Exercise material:
-*-

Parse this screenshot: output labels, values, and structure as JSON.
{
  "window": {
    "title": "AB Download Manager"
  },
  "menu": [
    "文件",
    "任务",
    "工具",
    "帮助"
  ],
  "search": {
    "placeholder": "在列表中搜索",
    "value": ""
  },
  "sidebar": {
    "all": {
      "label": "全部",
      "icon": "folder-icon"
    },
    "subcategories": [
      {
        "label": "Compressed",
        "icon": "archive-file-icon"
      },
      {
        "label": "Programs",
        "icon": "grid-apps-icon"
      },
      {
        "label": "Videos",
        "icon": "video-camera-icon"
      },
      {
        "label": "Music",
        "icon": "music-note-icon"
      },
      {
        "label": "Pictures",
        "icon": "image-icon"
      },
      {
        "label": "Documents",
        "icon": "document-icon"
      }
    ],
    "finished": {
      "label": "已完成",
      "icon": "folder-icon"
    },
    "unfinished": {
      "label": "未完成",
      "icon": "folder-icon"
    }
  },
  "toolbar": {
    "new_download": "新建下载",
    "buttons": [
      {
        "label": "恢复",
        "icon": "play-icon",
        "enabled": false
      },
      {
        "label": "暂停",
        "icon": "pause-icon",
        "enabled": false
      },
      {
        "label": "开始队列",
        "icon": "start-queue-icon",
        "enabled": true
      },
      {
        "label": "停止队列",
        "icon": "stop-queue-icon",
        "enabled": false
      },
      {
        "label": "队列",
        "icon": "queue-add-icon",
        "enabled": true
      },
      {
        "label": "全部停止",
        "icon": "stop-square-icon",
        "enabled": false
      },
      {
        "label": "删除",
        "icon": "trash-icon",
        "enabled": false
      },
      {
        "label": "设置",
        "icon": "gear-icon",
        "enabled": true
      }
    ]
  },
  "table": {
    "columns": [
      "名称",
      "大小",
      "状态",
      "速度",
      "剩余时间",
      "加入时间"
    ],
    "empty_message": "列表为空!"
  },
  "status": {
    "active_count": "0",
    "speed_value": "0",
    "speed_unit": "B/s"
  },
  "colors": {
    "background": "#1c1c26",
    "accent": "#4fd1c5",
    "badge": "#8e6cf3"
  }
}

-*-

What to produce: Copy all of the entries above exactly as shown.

Solution:
Parse this screenshot: output labels, values, and structure as JSON.
{
  "window": {
    "title": "AB Download Manager"
  },
  "menu": [
    "文件",
    "任务",
    "工具",
    "帮助"
  ],
  "search": {
    "placeholder": "在列表中搜索",
    "value": ""
  },
  "sidebar": {
    "all": {
      "label": "全部",
      "icon": "folder-icon"
    },
    "subcategories": [
      {
        "label": "Compressed",
        "icon": "archive-file-icon"
      },
      {
        "label": "Programs",
        "icon": "grid-apps-icon"
      },
      {
        "label": "Videos",
        "icon": "video-camera-icon"
      },
      {
        "label": "Music",
        "icon": "music-note-icon"
      },
      {
        "label": "Pictures",
        "icon": "image-icon"
      },
      {
        "label": "Documents",
        "icon": "document-icon"
      }
    ],
    "finished": {
      "label": "已完成",
      "icon": "folder-icon"
    },
    "unfinished": {
      "label": "未完成",
      "icon": "folder-icon"
    }
  },
  "toolbar": {
    "new_download": "新建下载",
    "buttons": [
      {
        "label": "恢复",
        "icon": "play-icon",
        "enabled": false
      },
      {
        "label": "暂停",
        "icon": "pause-icon",
        "enabled": false
      },
      {
        "label": "开始队列",
        "icon": "start-queue-icon",
        "enabled": true
      },
      {
        "label": "停止队列",
        "icon": "stop-queue-icon",
        "enabled": false
      },
      {
        "label": "队列",
        "icon": "queue-add-icon",
        "enabled": true
      },
      {
        "label": "全部停止",
        "icon": "stop-square-icon",
        "enabled": false
      },
      {
        "label": "删除",
        "icon": "trash-icon",
        "enabled": false
      },
      {
        "label": "设置",
        "icon": "gear-icon",
        "enabled": true
      }
    ]
  },
  "table": {
    "columns": [
      "名称",
      "大小",
      "状态",
      "速度",
      "剩余时间",
      "加入时间"
    ],
    "empty_message": "列表为空!"
  },
  "status": {
    "active_count": "0",
    "speed_value": "0",
    "speed_unit": "B/s"
  },
  "colors": {
    "background": "#1c1c26",
    "accent": "#4fd1c5",
    "badge": "#8e6cf3"
  }
}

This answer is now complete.